#### Material to process

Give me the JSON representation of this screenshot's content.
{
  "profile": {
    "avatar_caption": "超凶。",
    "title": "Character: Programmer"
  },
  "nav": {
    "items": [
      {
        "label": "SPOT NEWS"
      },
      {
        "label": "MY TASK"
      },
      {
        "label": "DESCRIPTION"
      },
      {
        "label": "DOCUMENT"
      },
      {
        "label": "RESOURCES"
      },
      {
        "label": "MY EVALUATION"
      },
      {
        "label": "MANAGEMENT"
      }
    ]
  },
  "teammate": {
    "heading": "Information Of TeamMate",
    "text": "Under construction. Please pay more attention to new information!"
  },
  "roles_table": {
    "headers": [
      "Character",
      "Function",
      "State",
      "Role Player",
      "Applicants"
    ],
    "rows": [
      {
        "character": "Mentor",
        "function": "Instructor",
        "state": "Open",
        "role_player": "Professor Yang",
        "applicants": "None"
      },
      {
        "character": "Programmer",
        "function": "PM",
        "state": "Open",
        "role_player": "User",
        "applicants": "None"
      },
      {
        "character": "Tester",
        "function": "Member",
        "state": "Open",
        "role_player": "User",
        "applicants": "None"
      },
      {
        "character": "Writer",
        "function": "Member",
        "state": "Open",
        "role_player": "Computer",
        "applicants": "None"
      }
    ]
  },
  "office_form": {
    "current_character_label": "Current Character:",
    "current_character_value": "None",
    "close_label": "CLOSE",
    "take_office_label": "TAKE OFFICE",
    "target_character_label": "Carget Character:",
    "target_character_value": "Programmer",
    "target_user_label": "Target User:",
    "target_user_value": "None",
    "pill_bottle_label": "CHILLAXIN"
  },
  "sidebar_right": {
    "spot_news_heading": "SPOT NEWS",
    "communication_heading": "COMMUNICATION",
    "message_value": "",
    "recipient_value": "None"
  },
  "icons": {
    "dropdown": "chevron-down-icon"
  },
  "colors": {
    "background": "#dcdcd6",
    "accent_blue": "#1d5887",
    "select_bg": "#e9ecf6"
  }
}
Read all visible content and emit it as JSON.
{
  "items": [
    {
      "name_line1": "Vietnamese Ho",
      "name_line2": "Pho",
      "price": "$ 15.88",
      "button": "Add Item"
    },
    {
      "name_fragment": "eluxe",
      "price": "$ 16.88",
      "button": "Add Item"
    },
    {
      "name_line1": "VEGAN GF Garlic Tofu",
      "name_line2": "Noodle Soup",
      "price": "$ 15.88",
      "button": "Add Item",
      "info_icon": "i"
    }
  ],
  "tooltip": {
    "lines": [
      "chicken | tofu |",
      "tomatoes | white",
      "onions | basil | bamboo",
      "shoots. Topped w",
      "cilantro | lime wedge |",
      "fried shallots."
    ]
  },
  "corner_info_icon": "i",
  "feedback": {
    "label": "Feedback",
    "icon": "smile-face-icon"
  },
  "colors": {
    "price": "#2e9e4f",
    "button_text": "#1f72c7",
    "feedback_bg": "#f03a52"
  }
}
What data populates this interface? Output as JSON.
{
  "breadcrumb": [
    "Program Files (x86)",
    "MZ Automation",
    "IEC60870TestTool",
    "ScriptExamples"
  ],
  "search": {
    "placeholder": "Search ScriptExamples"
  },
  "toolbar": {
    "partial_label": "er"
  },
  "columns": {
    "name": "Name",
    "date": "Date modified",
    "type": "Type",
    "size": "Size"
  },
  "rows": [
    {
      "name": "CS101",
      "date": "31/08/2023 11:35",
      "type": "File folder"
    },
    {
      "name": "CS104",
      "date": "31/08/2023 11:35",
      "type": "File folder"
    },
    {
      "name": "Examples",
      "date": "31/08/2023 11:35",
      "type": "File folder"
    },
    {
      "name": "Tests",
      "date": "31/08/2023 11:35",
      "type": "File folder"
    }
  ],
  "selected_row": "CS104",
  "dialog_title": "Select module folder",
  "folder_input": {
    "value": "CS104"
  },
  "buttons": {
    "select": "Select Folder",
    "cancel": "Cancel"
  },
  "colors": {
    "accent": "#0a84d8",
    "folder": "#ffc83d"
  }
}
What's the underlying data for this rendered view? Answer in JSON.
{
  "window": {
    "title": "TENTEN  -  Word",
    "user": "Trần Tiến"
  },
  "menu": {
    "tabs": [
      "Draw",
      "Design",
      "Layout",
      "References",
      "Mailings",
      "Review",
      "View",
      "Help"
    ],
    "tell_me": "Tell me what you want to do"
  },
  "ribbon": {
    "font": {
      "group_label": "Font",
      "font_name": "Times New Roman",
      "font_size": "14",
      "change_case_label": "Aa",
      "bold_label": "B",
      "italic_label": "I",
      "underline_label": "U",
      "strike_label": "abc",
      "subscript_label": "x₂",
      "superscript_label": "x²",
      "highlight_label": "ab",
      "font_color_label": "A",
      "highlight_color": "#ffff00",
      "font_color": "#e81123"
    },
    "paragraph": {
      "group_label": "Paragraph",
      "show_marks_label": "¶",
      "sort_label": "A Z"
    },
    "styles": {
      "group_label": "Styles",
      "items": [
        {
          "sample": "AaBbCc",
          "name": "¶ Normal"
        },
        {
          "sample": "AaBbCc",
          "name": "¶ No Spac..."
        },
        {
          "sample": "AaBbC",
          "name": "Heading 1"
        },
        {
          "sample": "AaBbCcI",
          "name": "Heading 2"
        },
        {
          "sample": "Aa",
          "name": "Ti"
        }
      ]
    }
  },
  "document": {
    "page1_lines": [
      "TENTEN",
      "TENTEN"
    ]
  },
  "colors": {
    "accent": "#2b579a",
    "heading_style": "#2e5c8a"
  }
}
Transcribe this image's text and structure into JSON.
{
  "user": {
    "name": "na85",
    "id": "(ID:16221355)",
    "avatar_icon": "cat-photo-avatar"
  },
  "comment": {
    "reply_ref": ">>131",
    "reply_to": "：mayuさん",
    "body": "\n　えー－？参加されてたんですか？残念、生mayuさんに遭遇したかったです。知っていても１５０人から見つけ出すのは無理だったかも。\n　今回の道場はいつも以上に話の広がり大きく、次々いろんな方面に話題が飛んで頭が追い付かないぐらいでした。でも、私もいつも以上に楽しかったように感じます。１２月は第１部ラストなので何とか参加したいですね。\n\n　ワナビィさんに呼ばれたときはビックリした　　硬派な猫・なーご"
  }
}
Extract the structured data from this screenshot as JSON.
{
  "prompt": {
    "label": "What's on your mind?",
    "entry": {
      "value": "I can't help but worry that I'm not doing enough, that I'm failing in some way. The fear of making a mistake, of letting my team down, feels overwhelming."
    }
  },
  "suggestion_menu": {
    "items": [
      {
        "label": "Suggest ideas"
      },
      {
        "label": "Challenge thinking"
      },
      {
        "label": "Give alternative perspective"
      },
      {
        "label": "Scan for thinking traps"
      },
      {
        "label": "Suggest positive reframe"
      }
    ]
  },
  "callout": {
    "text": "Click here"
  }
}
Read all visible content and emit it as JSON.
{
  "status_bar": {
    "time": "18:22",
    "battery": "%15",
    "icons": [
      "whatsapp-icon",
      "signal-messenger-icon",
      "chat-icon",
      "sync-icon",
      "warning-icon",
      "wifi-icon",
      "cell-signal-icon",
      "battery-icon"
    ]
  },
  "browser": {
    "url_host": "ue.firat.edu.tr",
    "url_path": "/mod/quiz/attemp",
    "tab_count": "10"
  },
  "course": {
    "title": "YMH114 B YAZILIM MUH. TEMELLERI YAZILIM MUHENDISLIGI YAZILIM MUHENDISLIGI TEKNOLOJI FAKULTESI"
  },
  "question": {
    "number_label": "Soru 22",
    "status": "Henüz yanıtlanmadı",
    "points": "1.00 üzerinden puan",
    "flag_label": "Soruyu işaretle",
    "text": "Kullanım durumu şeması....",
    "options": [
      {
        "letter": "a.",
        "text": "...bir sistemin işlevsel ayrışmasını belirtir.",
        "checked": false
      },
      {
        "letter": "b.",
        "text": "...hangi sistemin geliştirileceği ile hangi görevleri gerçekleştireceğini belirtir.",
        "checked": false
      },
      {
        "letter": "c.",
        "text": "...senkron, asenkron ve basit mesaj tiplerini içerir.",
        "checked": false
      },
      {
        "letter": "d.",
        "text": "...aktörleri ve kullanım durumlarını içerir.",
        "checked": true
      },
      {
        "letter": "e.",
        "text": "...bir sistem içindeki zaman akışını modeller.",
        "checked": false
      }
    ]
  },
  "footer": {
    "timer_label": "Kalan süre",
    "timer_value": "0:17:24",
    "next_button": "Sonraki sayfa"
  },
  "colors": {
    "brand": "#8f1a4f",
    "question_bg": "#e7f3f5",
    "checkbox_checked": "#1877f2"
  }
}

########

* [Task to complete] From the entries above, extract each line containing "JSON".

* [Task output]
Give me the JSON representation of this screenshot's content.
Read all visible content and emit it as JSON.
What data populates this interface? Output as JSON.
What's the underlying data for this rendered view? Answer in JSON.
Transcribe this image's text and structure into JSON.
Extract the structured data from this screenshot as JSON.
Read all visible content and emit it as JSON.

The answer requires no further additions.